Start of SUPPLIED RECORDS

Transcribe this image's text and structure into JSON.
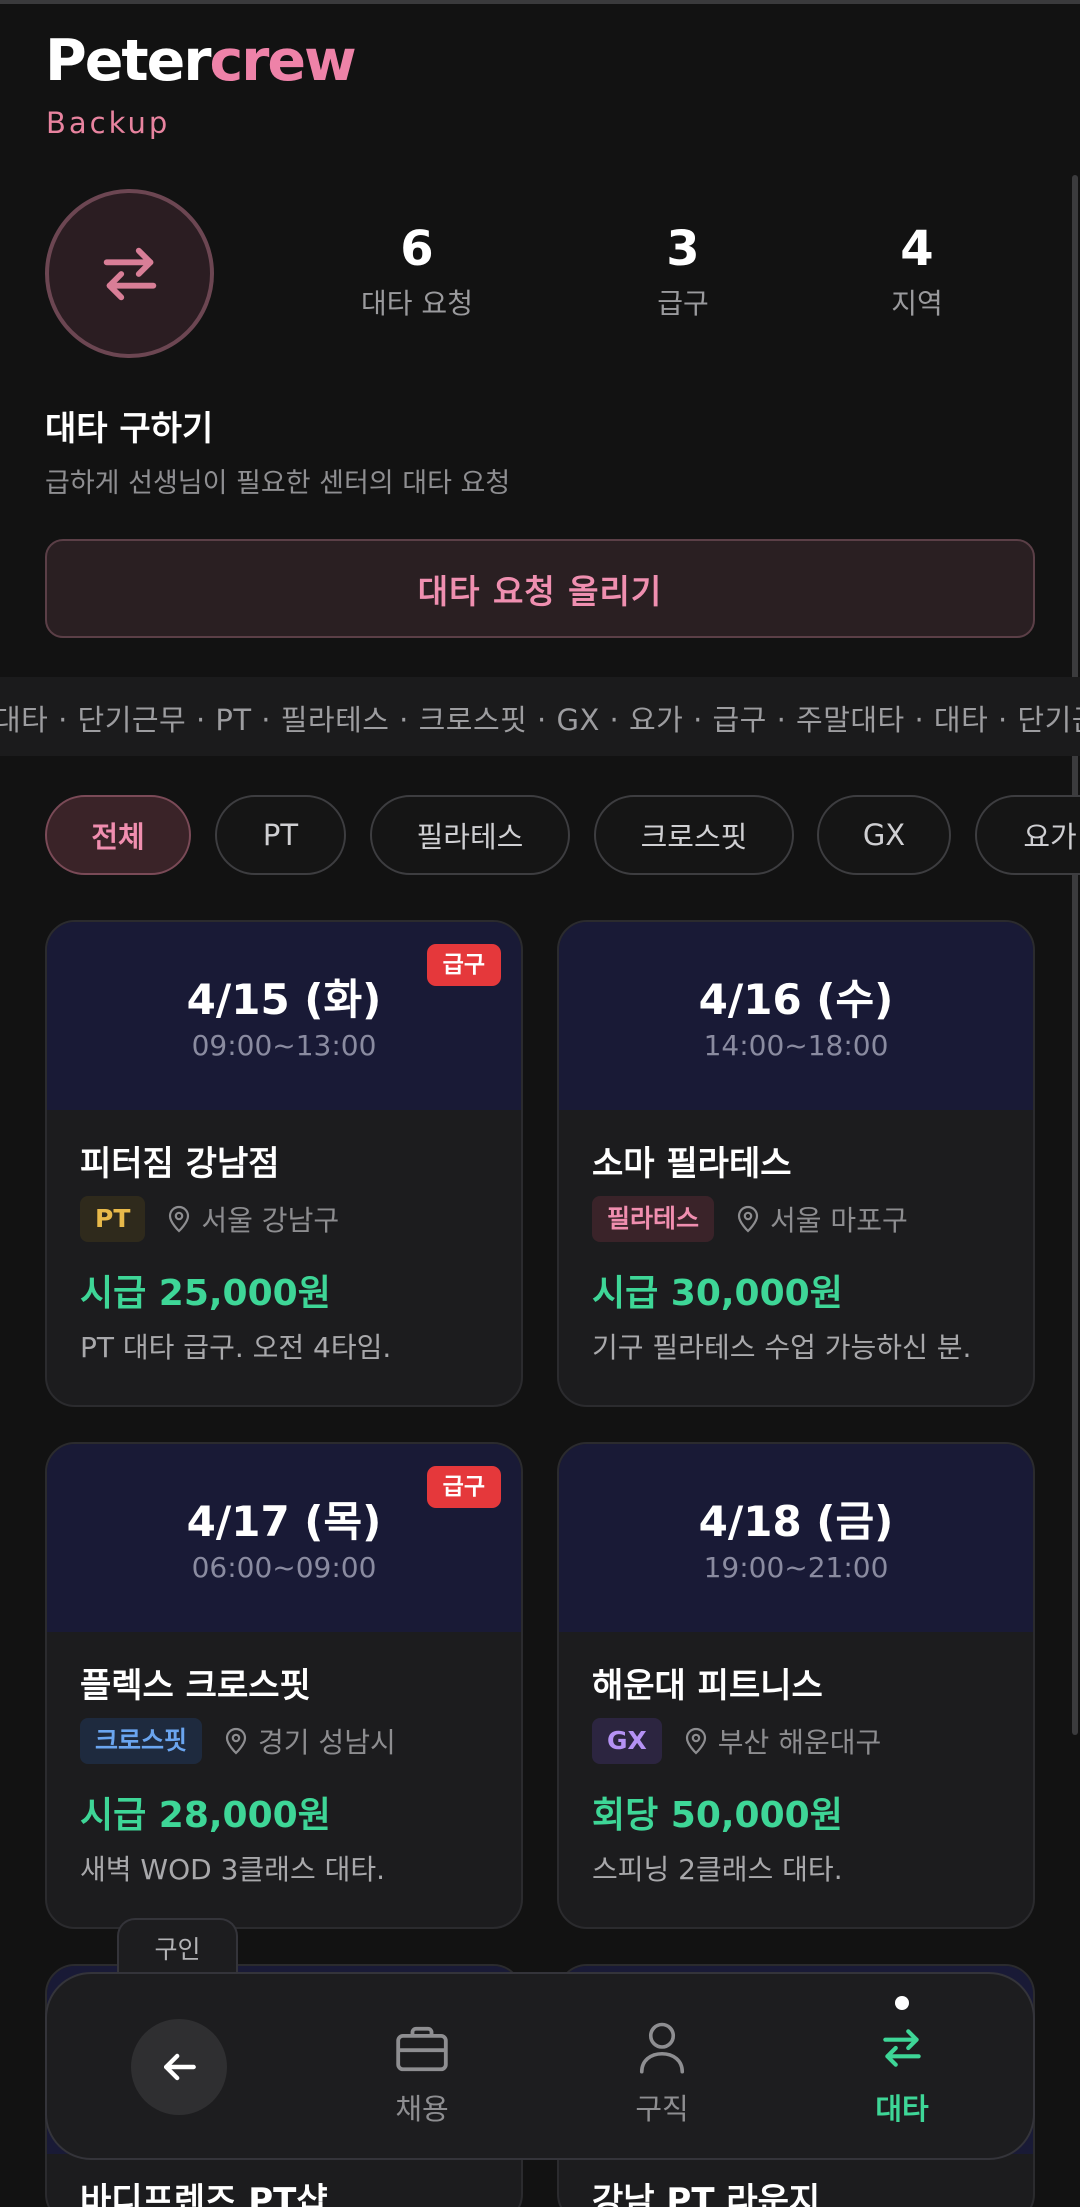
{
  "brand": {
    "part1": "Peter",
    "part2": "crew",
    "subtitle": "Backup"
  },
  "colors": {
    "accent_pink": "#ee82a8",
    "accent_green": "#3ed697",
    "urgent_red": "#e5383b",
    "card_header": "#191a36"
  },
  "stats": [
    {
      "value": "6",
      "label": "대타 요청"
    },
    {
      "value": "3",
      "label": "급구"
    },
    {
      "value": "4",
      "label": "지역"
    }
  ],
  "section": {
    "title": "대타 구하기",
    "description": "급하게 선생님이 필요한 센터의 대타 요청"
  },
  "cta_label": "대타 요청 올리기",
  "ticker_text": "대타 · 단기근무 · PT · 필라테스 · 크로스핏 · GX · 요가 · 급구 · 주말대타 · 대타 · 단기근무",
  "filters": [
    {
      "label": "전체",
      "active": true
    },
    {
      "label": "PT",
      "active": false
    },
    {
      "label": "필라테스",
      "active": false
    },
    {
      "label": "크로스핏",
      "active": false
    },
    {
      "label": "GX",
      "active": false
    },
    {
      "label": "요가",
      "active": false
    }
  ],
  "cards": [
    {
      "date": "4/15 (화)",
      "time": "09:00~13:00",
      "badge": "급구",
      "name": "피터짐 강남점",
      "tag": "PT",
      "location": "서울 강남구",
      "pay": "시급 25,000원",
      "desc": "PT 대타 급구. 오전 4타임."
    },
    {
      "date": "4/16 (수)",
      "time": "14:00~18:00",
      "badge": "",
      "name": "소마 필라테스",
      "tag": "필라테스",
      "location": "서울 마포구",
      "pay": "시급 30,000원",
      "desc": "기구 필라테스 수업 가능하신 분."
    },
    {
      "date": "4/17 (목)",
      "time": "06:00~09:00",
      "badge": "급구",
      "name": "플렉스 크로스핏",
      "tag": "크로스핏",
      "location": "경기 성남시",
      "pay": "시급 28,000원",
      "desc": "새벽 WOD 3클래스 대타."
    },
    {
      "date": "4/18 (금)",
      "time": "19:00~21:00",
      "badge": "",
      "name": "해운대 피트니스",
      "tag": "GX",
      "location": "부산 해운대구",
      "pay": "회당 50,000원",
      "desc": "스피닝 2클래스 대타."
    },
    {
      "name": "바디프렌즈 PT샵"
    },
    {
      "name": "강남 PT 라운지"
    }
  ],
  "bottom_nav": {
    "floating_tab": "구인",
    "items": [
      {
        "label": "채용",
        "icon": "briefcase-icon"
      },
      {
        "label": "구직",
        "icon": "person-icon"
      },
      {
        "label": "대타",
        "icon": "swap-icon",
        "active": true
      }
    ]
  }
}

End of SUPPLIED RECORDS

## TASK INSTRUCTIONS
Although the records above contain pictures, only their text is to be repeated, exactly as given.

## EXERCISE RESPONSE
Transcribe this image's text and structure into JSON.
{
  "brand": {
    "part1": "Peter",
    "part2": "crew",
    "subtitle": "Backup"
  },
  "colors": {
    "accent_pink": "#ee82a8",
    "accent_green": "#3ed697",
    "urgent_red": "#e5383b",
    "card_header": "#191a36"
  },
  "stats": [
    {
      "value": "6",
      "label": "대타 요청"
    },
    {
      "value": "3",
      "label": "급구"
    },
    {
      "value": "4",
      "label": "지역"
    }
  ],
  "section": {
    "title": "대타 구하기",
    "description": "급하게 선생님이 필요한 센터의 대타 요청"
  },
  "cta_label": "대타 요청 올리기",
  "ticker_text": "대타 · 단기근무 · PT · 필라테스 · 크로스핏 · GX · 요가 · 급구 · 주말대타 · 대타 · 단기근무",
  "filters": [
    {
      "label": "전체",
      "active": true
    },
    {
      "label": "PT",
      "active": false
    },
    {
      "label": "필라테스",
      "active": false
    },
    {
      "label": "크로스핏",
      "active": false
    },
    {
      "label": "GX",
      "active": false
    },
    {
      "label": "요가",
      "active": false
    }
  ],
  "cards": [
    {
      "date": "4/15 (화)",
      "time": "09:00~13:00",
      "badge": "급구",
      "name": "피터짐 강남점",
      "tag": "PT",
      "location": "서울 강남구",
      "pay": "시급 25,000원",
      "desc": "PT 대타 급구. 오전 4타임."
    },
    {
      "date": "4/16 (수)",
      "time": "14:00~18:00",
      "badge": "",
      "name": "소마 필라테스",
      "tag": "필라테스",
      "location": "서울 마포구",
      "pay": "시급 30,000원",
      "desc": "기구 필라테스 수업 가능하신 분."
    },
    {
      "date": "4/17 (목)",
      "time": "06:00~09:00",
      "badge": "급구",
      "name": "플렉스 크로스핏",
      "tag": "크로스핏",
      "location": "경기 성남시",
      "pay": "시급 28,000원",
      "desc": "새벽 WOD 3클래스 대타."
    },
    {
      "date": "4/18 (금)",
      "time": "19:00~21:00",
      "badge": "",
      "name": "해운대 피트니스",
      "tag": "GX",
      "location": "부산 해운대구",
      "pay": "회당 50,000원",
      "desc": "스피닝 2클래스 대타."
    },
    {
      "name": "바디프렌즈 PT샵"
    },
    {
      "name": "강남 PT 라운지"
    }
  ],
  "bottom_nav": {
    "floating_tab": "구인",
    "items": [
      {
        "label": "채용",
        "icon": "briefcase-icon"
      },
      {
        "label": "구직",
        "icon": "person-icon"
      },
      {
        "label": "대타",
        "icon": "swap-icon",
        "active": true
      }
    ]
  }
}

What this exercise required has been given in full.